In the wake of Stanford University’s controversial decision to restrict hard alcohol at on-campus undergraduate parties, Yale students say the strategy will likely prove ineffective in addressing concerns about party culture and sexual misconduct, and that they hope not to see a similar ban implemented in New Haven.
Stanford updated its alcohol policy on Aug. 22, on the heels of former Stanford swimmer Brock Turner’s conviction for sexually assaulting an unconscious woman. Turner, whose case garnered national attention, later blamed alcohol and party culture for his behavior. Stanford officials have said the ban was not specifically related to the case, but rather meant to address larger concerns about alcohol overall. The decision flies in the face of an April referendum in which 91 percent of Stanford students voted against a hard-alcohol ban, according to the Stanford Daily.
Melanie Boyd, who directs Yale’s Office of Gender and Campus Culture and is also involved in the Alcohol and Other Drugs Harm Reduction Initiative, said in an email to the News that though “on-the-ground experiments” such as Stanford’s ban are interesting and informative, there is not any discussion of implementing a similar policy at Yale.
Yale students interviewed said Stanford’s ban reinforces misguided stereotypes about sexual assault on college campuses.
“It really plays into these harmful narratives that blame alcohol or partying for sexual assault, rather than people who commit sexual assault,” said Helen Price ’18, co-founder and director of Unite Against Sexual Assault Yale.
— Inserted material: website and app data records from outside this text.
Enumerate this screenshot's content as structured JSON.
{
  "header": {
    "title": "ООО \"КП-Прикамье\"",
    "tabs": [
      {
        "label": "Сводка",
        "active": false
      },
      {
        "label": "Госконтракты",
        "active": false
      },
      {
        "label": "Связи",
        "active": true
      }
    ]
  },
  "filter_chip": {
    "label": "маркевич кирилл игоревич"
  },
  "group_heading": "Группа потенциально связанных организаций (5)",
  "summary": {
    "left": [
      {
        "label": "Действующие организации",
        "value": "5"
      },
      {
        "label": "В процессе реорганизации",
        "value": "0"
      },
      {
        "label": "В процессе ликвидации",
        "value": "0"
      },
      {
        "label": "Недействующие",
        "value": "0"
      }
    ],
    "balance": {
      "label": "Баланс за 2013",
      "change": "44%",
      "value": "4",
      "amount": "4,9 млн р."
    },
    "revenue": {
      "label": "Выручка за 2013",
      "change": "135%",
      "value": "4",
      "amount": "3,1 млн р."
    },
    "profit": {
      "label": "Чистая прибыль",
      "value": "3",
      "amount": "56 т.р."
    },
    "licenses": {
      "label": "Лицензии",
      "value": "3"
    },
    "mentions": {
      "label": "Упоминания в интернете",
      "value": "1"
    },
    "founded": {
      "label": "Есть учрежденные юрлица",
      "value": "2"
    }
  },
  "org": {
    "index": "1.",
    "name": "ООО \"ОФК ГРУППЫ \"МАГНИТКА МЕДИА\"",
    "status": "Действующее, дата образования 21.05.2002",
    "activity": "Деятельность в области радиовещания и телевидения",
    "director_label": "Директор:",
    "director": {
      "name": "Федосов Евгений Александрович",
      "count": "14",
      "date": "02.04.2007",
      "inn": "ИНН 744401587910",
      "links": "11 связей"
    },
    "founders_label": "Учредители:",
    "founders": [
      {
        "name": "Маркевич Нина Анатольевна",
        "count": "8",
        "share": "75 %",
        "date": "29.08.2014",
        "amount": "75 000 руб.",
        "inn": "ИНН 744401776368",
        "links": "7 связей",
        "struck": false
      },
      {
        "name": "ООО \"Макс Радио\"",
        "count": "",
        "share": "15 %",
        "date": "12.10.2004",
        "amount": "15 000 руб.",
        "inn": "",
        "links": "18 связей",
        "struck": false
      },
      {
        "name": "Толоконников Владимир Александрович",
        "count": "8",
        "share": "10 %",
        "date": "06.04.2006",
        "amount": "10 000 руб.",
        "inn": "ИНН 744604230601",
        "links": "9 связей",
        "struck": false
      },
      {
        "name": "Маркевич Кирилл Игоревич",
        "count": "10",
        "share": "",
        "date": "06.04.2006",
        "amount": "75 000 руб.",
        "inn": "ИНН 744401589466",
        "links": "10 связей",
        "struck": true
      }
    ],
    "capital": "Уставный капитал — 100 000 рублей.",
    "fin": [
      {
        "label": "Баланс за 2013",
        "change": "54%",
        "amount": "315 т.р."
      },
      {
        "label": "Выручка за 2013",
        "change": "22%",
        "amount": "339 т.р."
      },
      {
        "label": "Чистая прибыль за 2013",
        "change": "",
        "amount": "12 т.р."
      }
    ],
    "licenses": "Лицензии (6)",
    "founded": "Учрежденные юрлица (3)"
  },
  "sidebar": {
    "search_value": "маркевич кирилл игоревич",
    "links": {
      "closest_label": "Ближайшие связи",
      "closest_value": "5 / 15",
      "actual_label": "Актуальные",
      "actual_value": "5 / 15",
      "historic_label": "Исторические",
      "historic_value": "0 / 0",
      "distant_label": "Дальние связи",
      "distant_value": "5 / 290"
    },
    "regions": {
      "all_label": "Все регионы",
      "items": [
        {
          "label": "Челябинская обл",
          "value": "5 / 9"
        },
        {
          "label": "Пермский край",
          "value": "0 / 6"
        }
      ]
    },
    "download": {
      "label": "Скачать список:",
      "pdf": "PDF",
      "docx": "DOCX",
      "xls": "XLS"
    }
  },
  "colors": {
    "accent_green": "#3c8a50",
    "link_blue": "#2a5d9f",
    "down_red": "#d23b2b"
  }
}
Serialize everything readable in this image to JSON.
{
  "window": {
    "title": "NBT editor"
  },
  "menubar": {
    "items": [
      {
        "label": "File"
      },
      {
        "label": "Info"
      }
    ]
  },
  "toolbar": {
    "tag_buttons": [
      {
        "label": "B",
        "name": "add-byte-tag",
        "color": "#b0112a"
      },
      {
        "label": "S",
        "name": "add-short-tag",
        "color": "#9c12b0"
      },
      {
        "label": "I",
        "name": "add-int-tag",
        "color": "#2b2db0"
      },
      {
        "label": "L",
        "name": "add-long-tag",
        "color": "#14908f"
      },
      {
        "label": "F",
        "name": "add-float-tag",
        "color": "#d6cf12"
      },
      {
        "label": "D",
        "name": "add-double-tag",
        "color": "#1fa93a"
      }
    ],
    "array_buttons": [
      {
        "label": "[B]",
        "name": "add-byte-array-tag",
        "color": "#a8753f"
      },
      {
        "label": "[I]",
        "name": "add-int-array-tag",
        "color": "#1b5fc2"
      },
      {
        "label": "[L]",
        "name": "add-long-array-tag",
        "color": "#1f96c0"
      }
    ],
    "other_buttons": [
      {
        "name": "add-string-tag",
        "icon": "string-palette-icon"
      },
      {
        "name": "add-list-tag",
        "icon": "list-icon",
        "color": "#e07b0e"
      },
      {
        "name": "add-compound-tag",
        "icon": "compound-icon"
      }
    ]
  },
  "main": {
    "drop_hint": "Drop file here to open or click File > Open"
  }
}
Alka Nath, a former Peer Health Educator at Stanford who graduated in June, said the decision appears more like Stanford “checking a box” rather than taking meaningful action to improve overall concerns about party culture.
A current resident assistant at Stanford, who asked to remain anonymous, said his first reaction was “complete shock” upon hearing the decision. He added that he was “hurt and surprised” that the Stanford administration failed to heed the voices of students, who overwhelmingly voted against the ban. Support amongst Stanford staff members, including RAs, was also minimal, he said, as the new ban threatens the goals of RA positions. Policing students precludes RAs from providing effective and friendly guidance, and may discourage students from reporting alcohol-related dangers for fear of getting in trouble, the student said.
“There is no way I can achieve the goals that Stanford has set out for its staff members … with this new policy,” he said. “I wanted to be an RA so I can make a difference in these 90 kids’ lives, and I don’t feel as if can make as big as an impact while still policing them.”
Yale has a Medical Emergency Policy, which allows students to report alcohol-related health issues without facing severe disciplinary consequences. All freshman counselors and Communication and Consent Educators contacted said University policy prohibits them from commenting and referred questions to Boyd.
Boyd has told the News in the past that the policy is the University’s way of treating drinking as a public health, rather than a disciplinary, issue.
Ted Mauze ’18, the president of Yale’s Sigma Nu fraternity — an organization that could be affected if a ban like Stanford’s were implemented at Yale — said that though the fraternity understands the reasoning behind Stanford’s decision, the fraternity should “maintain the right to make good decisions with regards to our own consumption and the consumption of others in our house.” He added, however, that the fraternity would respect the ban if one were instituted.
Price said that most students at universities are already breaking the law by drinking underage anyway. As a result, the ban would only drive people to continue drinking illicitly and drink more heavily before events, she said. People would also be more hesitant to report sexual assault if hard alcohol were involved, she argued.
Rather than creating policies that would ultimately be ineffective, those interviewed said resources should go toward health and consent education. Price added that concerns about sexual misconduct should be addressed by putting resources into “prosecuting and expelling” those who have committed sexual assault.
“These type of policies [like the Stanford alcohol ban] aren’t even just stupid,” Price said. “They are actively harmful.”